Student research is an integral part of the Biochemistry Major at Bowdoin. Students work with faculty members on cutting-edge research projects using state-of-the-art equipment, and they are often able to publish completed projects. Biochemistry majors may work with Biology and Chemistry Department faculty who are not members of the Biochemistry Program.
Bowdoin Students Attend ASBMB Conference in New Orleans
A group of ten Bowdoin Biochemistry senior honors students traveled with two members of the Biochemistry faculty to New Orelands in April 2009. There they participated in the Annual Meeting of the American Society for Biochemistry and Molecular Biology, at which they presented their honors research, learned about the forefront of biochemistry research by attending seminars, and competed in an undertraduate student research poster competition. Our students were highly competitive in the poster competition, where Matthew Shew '09 won first place and Maria Koenigs '09 received an honorable mention in the Systems Biology category of the competition (both pictured to the right with Professor Danielle Dube). The conference was a stunning success, and the Biochemistry Program hopes to continue sending students to conferences in the future.
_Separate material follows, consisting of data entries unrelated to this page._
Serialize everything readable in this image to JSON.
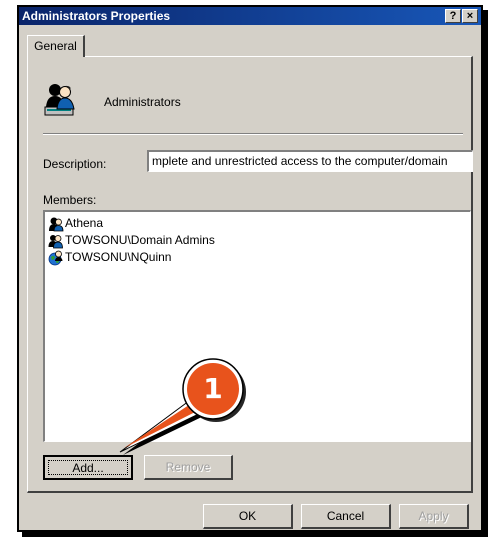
{
  "window": {
    "title": "Administrators Properties",
    "help_glyph": "?",
    "close_glyph": "×"
  },
  "tabs": [
    {
      "label": "General"
    }
  ],
  "group": {
    "name": "Administrators",
    "icon": "user-group-icon"
  },
  "description": {
    "label": "Description:",
    "value": "mplete and unrestricted access to the computer/domain"
  },
  "members": {
    "label": "Members:",
    "items": [
      {
        "name": "Athena",
        "icon": "local-user-icon"
      },
      {
        "name": "TOWSONU\\Domain Admins",
        "icon": "domain-group-icon"
      },
      {
        "name": "TOWSONU\\NQuinn",
        "icon": "domain-user-icon"
      }
    ]
  },
  "buttons": {
    "add": "Add...",
    "remove": "Remove",
    "ok": "OK",
    "cancel": "Cancel",
    "apply": "Apply"
  },
  "callout": {
    "number": "1",
    "color": "#e8531c"
  },
  "colors": {
    "titlebar": "#0a246a",
    "dialog_face": "#d4d0c8"
  }
}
2012-2013 Biochemistry Honors Projects
David Bean ’13
Improving the selectivity of a Cobalt α-Olefin Dimerization Catalyst: Studies on the Synthesis of a Phosphabenzene Derivative Ligand
Zara Bowden '13
Investigation of n → Π* interactions in peptoids and thiopeptoids
Daniel Dickstein ’13
Quantitative Evaluation of Nonlinear Sorption of Cationic Amines to Soils and Soil Minerals
Andrea Koenigsberg ’13
Monitoring Glycoprotein Dynamics in Helicobacter pylori
Margaret Lammert ’13
Preparation and Coordination Studies of Isocyanides as Potential Ligands for a Cobalt-Based Linear α-Olefin Dimerization Catalyst
Matthew Spring ’13
Development of a Peptoid Catalyst for the Enantioselective Trifluoromethylation of Aldehydes
The trifluoromethyl moiety (-CF3) is a useful functional group in pharmaceuticals because it increases drug stability and bioavailability. This group is often found at chiral centers in drugs, and the enantiopurity of these drugs can be crucial for their proper function. Therefore, an enantioselective catalyst that produces an excess of one enantiomer over the other is desirable. In addition to high enantioselectivity, an optimal catalyst should catalyze trifluoromethylation in high yield and with broad substrate scope. However, the primary catalyst for enantioselective trifluoromethylation of carbonyls, a cinchona alkaloid derivative, is quite limited in substrate scope and difficult to modify. Asymmetric peptide catalysts consisting of an achiral catalytic group attached to a chiral peptide scaffold have been shown to enantioselectively catalyze various transformations, but they are unsuitable for the trifluoromethylation conditions. Peptoids, a type of peptidomimetic that can fold into discrete 3-D structures and that are stable under many reaction conditions, could function as novel catalysts for enantioselective transformations. In fact, it was recently demonstrated that a peptoid catalyst was able to enantioselectively catalyze the transformation of an alcohol to a ketone. In this project, by attaching a catalytic amine N-oxide group, which activates –CF3 in the trifluoromethylation reaction, to a chiral peptoid scaffold, novel peptoid catalysts were generated for enantioselective trifluoromethylation.
Van Tra ’13
Synthesis of phosphine-PpIX-FLAG photosensitizer to target Helicobacter pylori by photodynamic therapy